Held at the tony, flower-bedecked Riviera Country Club, the tennis tourney raised $450,000 for the Nancy Reagan Foundation, which fights alcohol and drug abuse. Sitting in the stands, the Reagans chatted and posed for pictures with local members of Just Say No, a program sponsored by the foundation—all of the youngsters sporting green T-shirts emblazoned with Nancy's now-famous dictum.
Although the "Reagan Kids" were billed as competitors in the matches, only Maureen showed up—she to cheer on her husband, Dennis Revell, who teamed with ex-San Diego Charger and deposed Wheel of Fortune host Rolf Benirschke to beat Kirk (Growing Pains) Cameron and Reagan's former Secretary of Energy, John Herrington. (The Reagans' younger daughter, Patti Davis, was busy promoting her new novel on Central America and the CIA, Deadfall.) Dick Van Patten and wife Patty rooted for their son, Vince, who gave up the pro tennis circuit to become a full-time actor. He and Britisher John Lloyd, the former Mr. Chris Evert, lost a tough match against top-rated doubles team Rick Leach and Jim Pugh. There were also a few comic volleys from celebs on the sidelines, including Rich Little, Arte Johnson, Sally Struthers and Phyllis Oilier, who had the laugh line of the afternoon. "Tennis is like marrying for money," she quipped. "Love means nothing."

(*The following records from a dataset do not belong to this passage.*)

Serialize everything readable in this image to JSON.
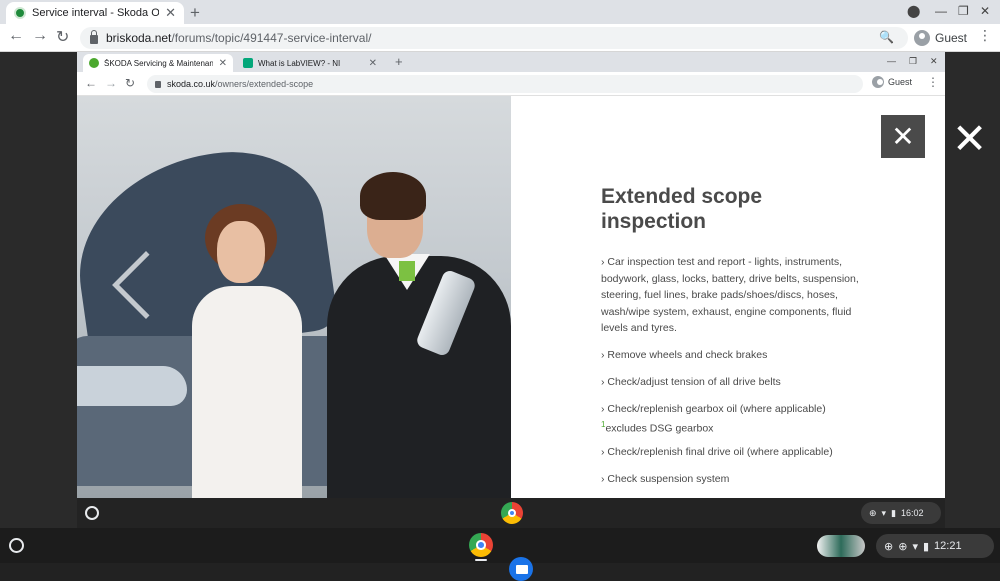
{
  "outer_browser": {
    "tab_title": "Service interval - Skoda Octavia",
    "url_host": "briskoda.net",
    "url_path": "/forums/topic/491447-service-interval/",
    "guest_label": "Guest"
  },
  "inner_browser": {
    "tabs": [
      {
        "title": "ŠKODA Servicing & Maintenance"
      },
      {
        "title": "What is LabVIEW? - NI"
      }
    ],
    "url_host": "skoda.co.uk",
    "url_path": "/owners/extended-scope",
    "guest_label": "Guest"
  },
  "page": {
    "heading": "Extended scope inspection",
    "items": [
      "› Car inspection test and report - lights, instruments, bodywork, glass, locks, battery, drive belts, suspension, steering, fuel lines, brake pads/shoes/discs, hoses, wash/wipe system, exhaust, engine components, fluid levels and tyres.",
      "› Remove wheels and check brakes",
      "› Check/adjust tension of all drive belts",
      "› Check/replenish gearbox oil (where applicable)",
      "› Check/replenish final drive oil (where applicable)",
      "› Check suspension system"
    ],
    "footnote_mark": "1",
    "footnote_text": "excludes DSG gearbox"
  },
  "inner_shelf": {
    "time": "16:02"
  },
  "os_shelf": {
    "time": "12:21"
  },
  "colors": {
    "accent_green": "#4ba82e",
    "heading_gray": "#4a4a4a"
  }
}
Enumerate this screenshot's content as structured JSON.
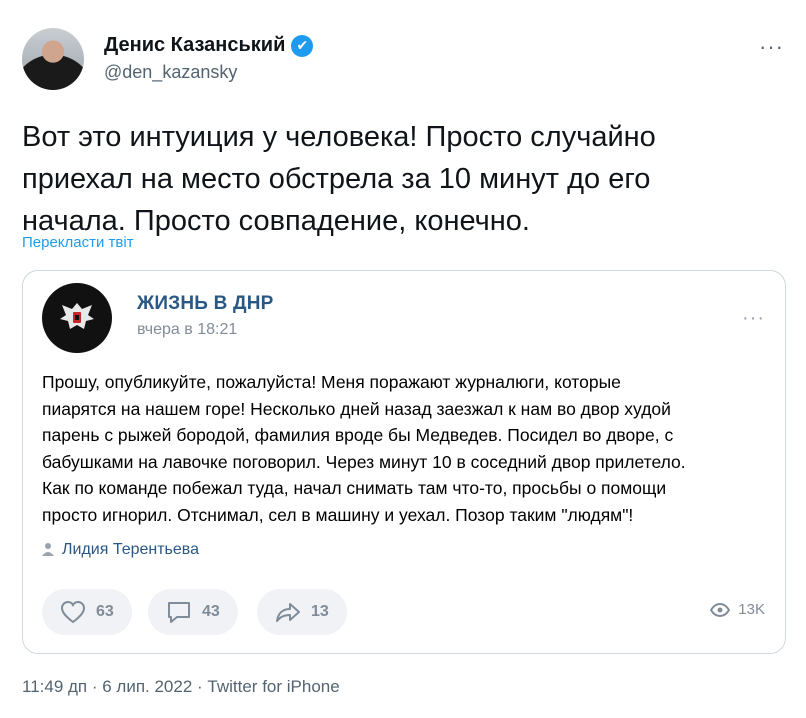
{
  "author": {
    "name": "Денис Казанський",
    "handle": "@den_kazansky",
    "verified_mark": "✔"
  },
  "more_glyph": "···",
  "tweet_text": "Вот это интуиция у человека! Просто случайно\nприехал на место обстрела за 10 минут до его\nначала. Просто совпадение,  конечно.",
  "translate_label": "Перекласти твіт",
  "embedded_post": {
    "group_name": "ЖИЗНЬ В ДНР",
    "time": "вчера в 18:21",
    "more_glyph": "···",
    "lines": [
      "Прошу, опубликуйте, пожалуйста! Меня поражают журналюги, которые",
      "пиарятся на нашем горе! Несколько дней назад заезжал к нам во двор худой",
      "парень с рыжей бородой, фамилия вроде бы Медведев. Посидел во дворе, с",
      "бабушками на лавочке поговорил. Через минут 10 в соседний двор прилетело.",
      "Как по команде побежал туда, начал снимать там что-то, просьбы о помощи",
      "просто игнорил. Отснимал, сел в машину и уехал. Позор таким \"людям\"!"
    ],
    "author_name": "Лидия Терентьева",
    "likes": "63",
    "comments": "43",
    "shares": "13",
    "views": "13K"
  },
  "footer": "11:49 дп · 6 лип. 2022 · Twitter for iPhone",
  "colors": {
    "accent": "#1d9bf0",
    "vk_link": "#2a5885",
    "muted": "#536471"
  }
}
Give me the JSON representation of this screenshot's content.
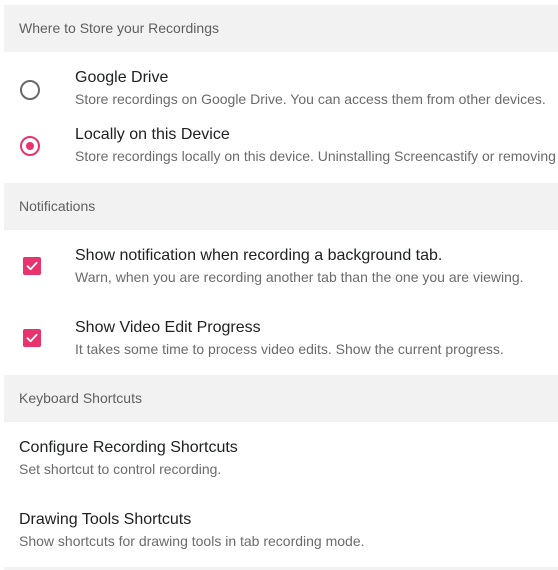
{
  "storage": {
    "header": "Where to Store your Recordings",
    "options": [
      {
        "title": "Google Drive",
        "description": "Store recordings on Google Drive. You can access them from other devices.",
        "selected": false
      },
      {
        "title": "Locally on this Device",
        "description": "Store recordings locally on this device. Uninstalling Screencastify or removing",
        "selected": true
      }
    ]
  },
  "notifications": {
    "header": "Notifications",
    "options": [
      {
        "title": "Show notification when recording a background tab.",
        "description": "Warn, when you are recording another tab than the one you are viewing.",
        "checked": true
      },
      {
        "title": "Show Video Edit Progress",
        "description": "It takes some time to process video edits. Show the current progress.",
        "checked": true
      }
    ]
  },
  "shortcuts": {
    "header": "Keyboard Shortcuts",
    "items": [
      {
        "title": "Configure Recording Shortcuts",
        "description": "Set shortcut to control recording."
      },
      {
        "title": "Drawing Tools Shortcuts",
        "description": "Show shortcuts for drawing tools in tab recording mode."
      }
    ]
  },
  "colors": {
    "accent": "#e8336e",
    "header_bg": "#f2f2f2",
    "header_text": "#5f5f5f",
    "title_text": "#202124",
    "desc_text": "#6b6b6b"
  }
}
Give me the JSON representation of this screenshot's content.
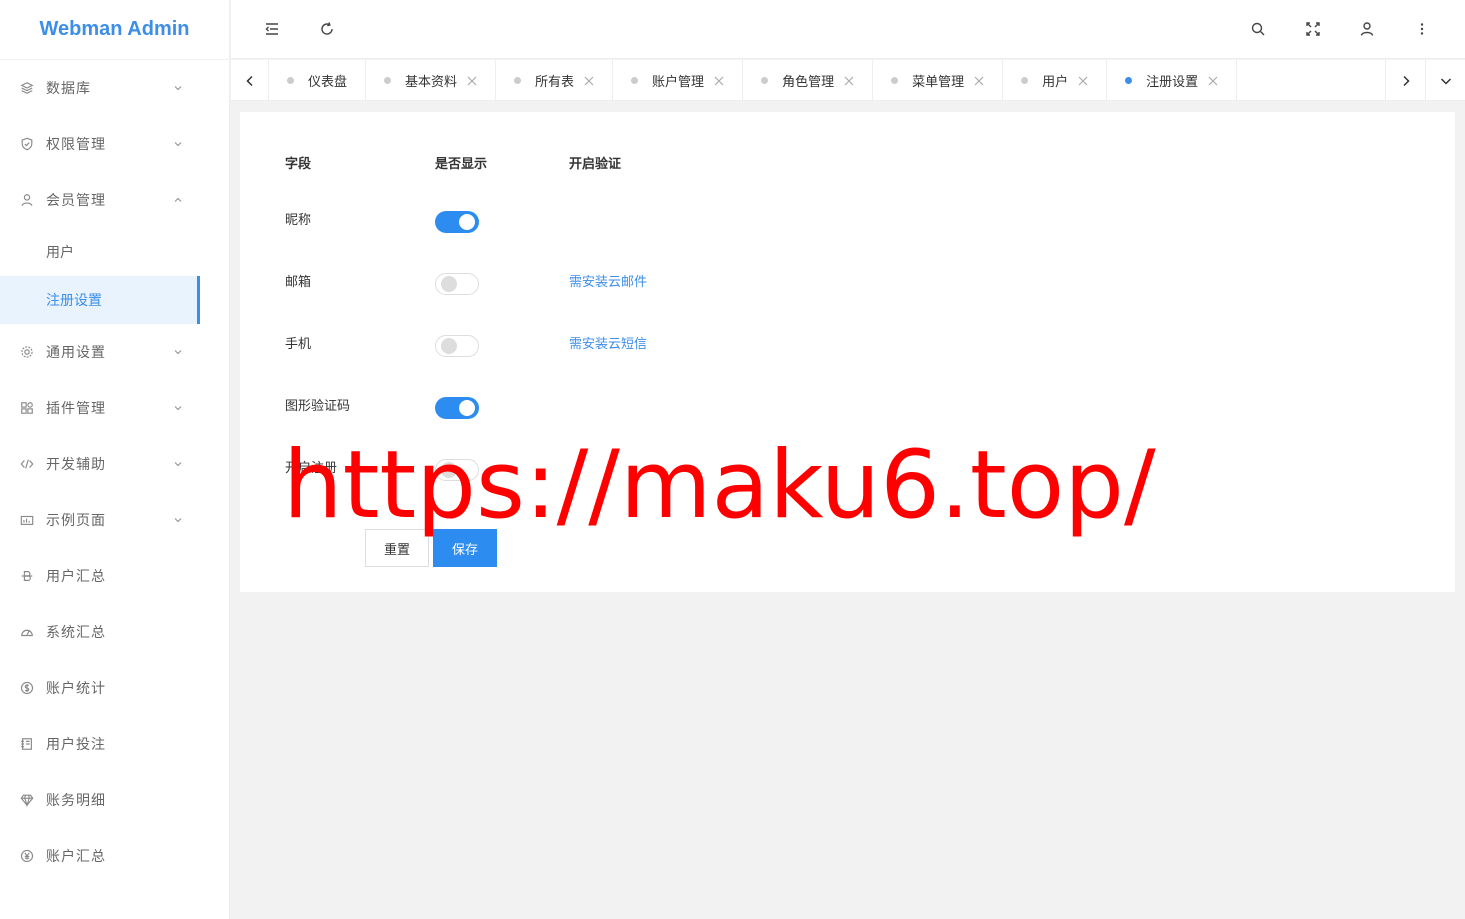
{
  "app": {
    "title": "Webman Admin"
  },
  "sidebar": {
    "items": [
      {
        "label": "数据库",
        "icon": "database-icon",
        "expanded": false
      },
      {
        "label": "权限管理",
        "icon": "shield-icon",
        "expanded": false
      },
      {
        "label": "会员管理",
        "icon": "user-icon",
        "expanded": true,
        "children": [
          {
            "label": "用户"
          },
          {
            "label": "注册设置",
            "active": true
          }
        ]
      },
      {
        "label": "通用设置",
        "icon": "gear-icon",
        "expanded": false
      },
      {
        "label": "插件管理",
        "icon": "apps-icon",
        "expanded": false
      },
      {
        "label": "开发辅助",
        "icon": "code-icon",
        "expanded": false
      },
      {
        "label": "示例页面",
        "icon": "chart-icon",
        "expanded": false
      },
      {
        "label": "用户汇总",
        "icon": "dollar-strike-icon"
      },
      {
        "label": "系统汇总",
        "icon": "gauge-icon"
      },
      {
        "label": "账户统计",
        "icon": "dollar-circle-icon"
      },
      {
        "label": "用户投注",
        "icon": "notebook-icon"
      },
      {
        "label": "账务明细",
        "icon": "diamond-icon"
      },
      {
        "label": "账户汇总",
        "icon": "yen-circle-icon"
      }
    ]
  },
  "header": {
    "icons": [
      "collapse-menu-icon",
      "refresh-icon",
      "search-icon",
      "fullscreen-icon",
      "user-icon",
      "more-icon"
    ]
  },
  "tabs": [
    {
      "label": "仪表盘",
      "closable": false
    },
    {
      "label": "基本资料",
      "closable": true
    },
    {
      "label": "所有表",
      "closable": true
    },
    {
      "label": "账户管理",
      "closable": true
    },
    {
      "label": "角色管理",
      "closable": true
    },
    {
      "label": "菜单管理",
      "closable": true
    },
    {
      "label": "用户",
      "closable": true
    },
    {
      "label": "注册设置",
      "closable": true,
      "active": true
    }
  ],
  "form": {
    "columns": [
      "字段",
      "是否显示",
      "开启验证"
    ],
    "rows": [
      {
        "label": "昵称",
        "enabled": true,
        "verify": ""
      },
      {
        "label": "邮箱",
        "enabled": false,
        "verify": "需安装云邮件"
      },
      {
        "label": "手机",
        "enabled": false,
        "verify": "需安装云短信"
      },
      {
        "label": "图形验证码",
        "enabled": true,
        "verify": ""
      },
      {
        "label": "开启注册",
        "enabled": false,
        "verify": ""
      }
    ],
    "buttons": {
      "reset": "重置",
      "save": "保存"
    }
  },
  "watermark": "https://maku6.top/",
  "colors": {
    "accent": "#3d8ee9",
    "switch_on": "#2d8cf0",
    "watermark": "#ff0000"
  }
}
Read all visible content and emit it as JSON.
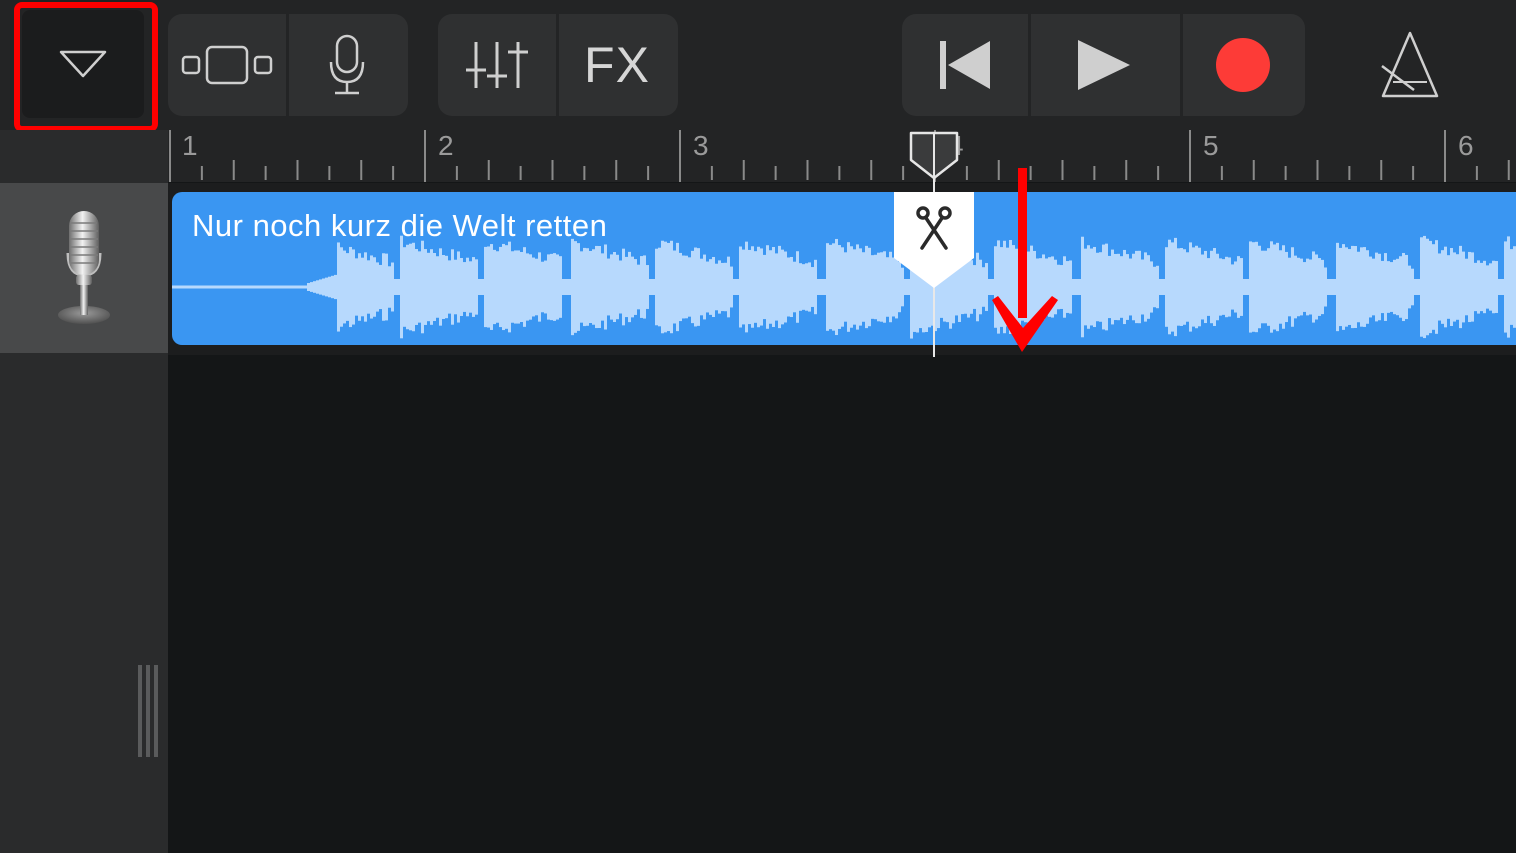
{
  "toolbar": {
    "dropdown_icon": "triangle-down-icon",
    "view_toggle_icon": "tracks-view-icon",
    "mic_icon": "microphone-icon",
    "mixer_icon": "mixer-sliders-icon",
    "fx_label": "FX",
    "rewind_icon": "skip-back-icon",
    "play_icon": "play-icon",
    "record_icon": "record-icon",
    "metronome_icon": "metronome-icon",
    "record_color": "#fd3b37",
    "highlight_color": "#ff0000"
  },
  "ruler": {
    "bars": [
      "1",
      "2",
      "3",
      "4",
      "5",
      "6"
    ]
  },
  "track": {
    "instrument_icon": "vintage-microphone-icon",
    "region": {
      "title": "Nur noch kurz die Welt retten",
      "color": "#3a96f2",
      "waveform_color": "#b7d9fd"
    },
    "split_icon": "scissors-icon"
  },
  "annotation": {
    "arrow_color": "#ff0000"
  }
}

Nine months out of the White House, Ronald and Nancy Reagan were back to holding court earlier this month—this time for some 300 guests at the First Annual Nancy Reagan Tennis Tournament in Los Angeles. It was the former President's first public appearance since undergoing surgery last month for the removal of fluid on the brain, the result of a horseback-riding accident months before. Though freshly shorn, Reagan showed he was firmly in command in matters of pate. Arriving with Nancy midway through the pro-celebrity matches, Reagan briefly doffed his white baseball cap, revealing a brush cut to make a leatherneck proud. It may not have been the same as Lyndon Johnson showing off his scar after gall bladder surgery, but it was almost as revealing; only Reagan's barber knows for sure, but the new growth was dark brown, just slightly tinged with gray. "How's this look?" Reagan asked, running his hand over his bristly crown. "I feel great!"